While the Basamuk people are arguing with the Chinese miners at MCC over the ‘tonnes of toxic chemical’ spill at Basamuk Bay in Madang Province, Lima Mullung, the said Basamuk Landowners Association Chairman got on an MCC boat and ran off to town.

Now Lima here is suppose to be the people’s mouthpiece but he’s been the opposite, the Chinese’ mouthpiece to the people ever since he became ‘it’, so the people’s cries this time are again falling on deaf ears. He’s been living in a house and is driving a maroon land cruiser used as bait by the Chinese to keep him on their leash. He’s never at the village and when he’s in Basamuk, he’s at the mine site with the Chinese and not at the village with the people.

Lima Mulung, remember him? The dog on MCC’s leash? Turns out he likes it that way and there are more dogs like him. We’ll get to these other dogs, you may know others too but let’s start with Lima here.

Poor Lima is ‘the’ puppet selected by the Chinese miners’ ultimate ‘Puppet System’ called the ‘Landowner Association. This is so that being the only one, a chairman, his strings can be easily pulled, stretched or twitched anytime and anywhere.

Sadly, what Lima doesn’t know is that the puppet master can easily cut off those strings anytime. Now puppet masters being foreigners are one thing but the puppet master here being the ‘Foreign MINER’? PHEW! For sure they’re not here to help you Lima or any other Papua New Guineans for that matter, they’re here to MINE, as much as they can.

Now in order to get as much as they can with little or no interruptions, they need a lot of dogs, lots and lots of dogs as many as possible to guard them, and that’s where Lima Mulung here comes in, the Community Affairs offices, the police officers, the Department of Environment and Conservation officers, the Mineral Resource Authority officers, the local MPs, the Ministers and many more that you may know of.

Let’s say dogs because dogs beg for the rest of their lives but only end up getting a bone from their masters, despite how painfully they carry out their tasks faithfully. Now that, is exactly what those mentioned above are doing, cleaning up the Chinese miner’s filthy mess on all fours for just a piece of bone.
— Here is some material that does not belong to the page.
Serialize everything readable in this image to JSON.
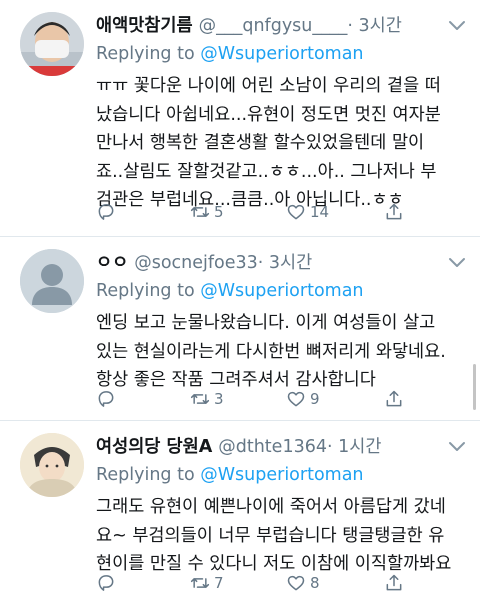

The sad fact is, that all these people who are currently dogs to the Chinese miner, should be the masters. They should be the ones to hold onto the pigs and tell the miner who is ‘the dog’ to fetch the bone whenever they feel like, but they choose to let their foreign miner friend come into their country, sit on their throne, and while they clean up the filthy mess below the throne and beg on all fours with saliva dripping mouths, ‘it’ gets their pigs and throws them a bone to fetch. Can you picture that? A dog on a throne feeding its masters a bone?

You see the Chinese miners are currently on a tax holiday of 10 years! Wow! They obviously had to get as much as possible from the ground, and I’m not talking about only nickel and cobalt here, I mean anything and everything, even fresh water, as much as possible from the ground before the 10 years end.

By the way just a reminder, taxes pay for the basic services that Papua New Guineans, YOU need like health, education and other infrastructures but, you’re not getting any from these ‘developers’, the Chinese miners.

Leave a comment

Filed under Corruption, Environmental impact, Human rights, Papua New Guinea